**Work task**: For this exercise, restate the data below with no change at all.

(App and web page records)
┄┄┄┄┄┄

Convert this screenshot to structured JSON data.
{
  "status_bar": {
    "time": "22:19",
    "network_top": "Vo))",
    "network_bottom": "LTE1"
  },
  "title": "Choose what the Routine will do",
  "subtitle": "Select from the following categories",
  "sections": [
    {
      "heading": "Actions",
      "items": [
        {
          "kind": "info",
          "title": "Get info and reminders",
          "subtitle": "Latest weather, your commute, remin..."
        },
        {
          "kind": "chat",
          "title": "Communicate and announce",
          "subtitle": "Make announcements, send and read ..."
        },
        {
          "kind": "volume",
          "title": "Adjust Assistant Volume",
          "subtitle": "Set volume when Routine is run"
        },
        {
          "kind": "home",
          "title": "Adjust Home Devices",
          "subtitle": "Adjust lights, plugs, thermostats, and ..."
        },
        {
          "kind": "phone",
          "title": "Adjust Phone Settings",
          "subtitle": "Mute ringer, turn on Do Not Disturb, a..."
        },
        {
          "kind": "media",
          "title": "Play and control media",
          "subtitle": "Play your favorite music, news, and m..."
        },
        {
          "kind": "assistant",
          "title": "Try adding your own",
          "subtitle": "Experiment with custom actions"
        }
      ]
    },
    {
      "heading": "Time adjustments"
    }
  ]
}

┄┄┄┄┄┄

**Your response**:
Convert this screenshot to structured JSON data.
{
  "status_bar": {
    "time": "22:19",
    "network_top": "Vo))",
    "network_bottom": "LTE1"
  },
  "title": "Choose what the Routine will do",
  "subtitle": "Select from the following categories",
  "sections": [
    {
      "heading": "Actions",
      "items": [
        {
          "kind": "info",
          "title": "Get info and reminders",
          "subtitle": "Latest weather, your commute, remin..."
        },
        {
          "kind": "chat",
          "title": "Communicate and announce",
          "subtitle": "Make announcements, send and read ..."
        },
        {
          "kind": "volume",
          "title": "Adjust Assistant Volume",
          "subtitle": "Set volume when Routine is run"
        },
        {
          "kind": "home",
          "title": "Adjust Home Devices",
          "subtitle": "Adjust lights, plugs, thermostats, and ..."
        },
        {
          "kind": "phone",
          "title": "Adjust Phone Settings",
          "subtitle": "Mute ringer, turn on Do Not Disturb, a..."
        },
        {
          "kind": "media",
          "title": "Play and control media",
          "subtitle": "Play your favorite music, news, and m..."
        },
        {
          "kind": "assistant",
          "title": "Try adding your own",
          "subtitle": "Experiment with custom actions"
        }
      ]
    },
    {
      "heading": "Time adjustments"
    }
  ]
}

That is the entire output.